To do: Work out how many lines of the records contain "kızla". Answer with the number and nothing else.

Task data:
++++++++++

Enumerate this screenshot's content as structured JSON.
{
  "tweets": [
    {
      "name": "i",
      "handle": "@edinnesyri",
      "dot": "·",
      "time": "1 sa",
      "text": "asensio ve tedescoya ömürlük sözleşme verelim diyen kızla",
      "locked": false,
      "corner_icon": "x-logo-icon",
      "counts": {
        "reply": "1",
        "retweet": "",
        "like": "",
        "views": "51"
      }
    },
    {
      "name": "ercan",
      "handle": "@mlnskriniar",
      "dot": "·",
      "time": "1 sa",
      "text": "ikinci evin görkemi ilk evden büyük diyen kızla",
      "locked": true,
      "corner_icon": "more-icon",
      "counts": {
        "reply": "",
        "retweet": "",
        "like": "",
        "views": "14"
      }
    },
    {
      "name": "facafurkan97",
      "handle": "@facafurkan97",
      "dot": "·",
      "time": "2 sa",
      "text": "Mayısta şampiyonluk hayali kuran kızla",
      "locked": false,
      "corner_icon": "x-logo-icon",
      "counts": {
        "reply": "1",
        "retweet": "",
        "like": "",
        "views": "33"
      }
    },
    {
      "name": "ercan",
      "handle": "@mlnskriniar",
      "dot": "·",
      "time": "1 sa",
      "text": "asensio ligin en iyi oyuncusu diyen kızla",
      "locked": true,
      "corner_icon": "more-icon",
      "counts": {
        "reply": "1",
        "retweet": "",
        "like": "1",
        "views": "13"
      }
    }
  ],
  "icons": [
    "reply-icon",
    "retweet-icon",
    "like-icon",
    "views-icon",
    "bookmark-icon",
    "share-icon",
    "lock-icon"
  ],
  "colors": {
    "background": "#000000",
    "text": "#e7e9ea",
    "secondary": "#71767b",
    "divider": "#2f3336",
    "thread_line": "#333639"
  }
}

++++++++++

Reply to the exercise: 4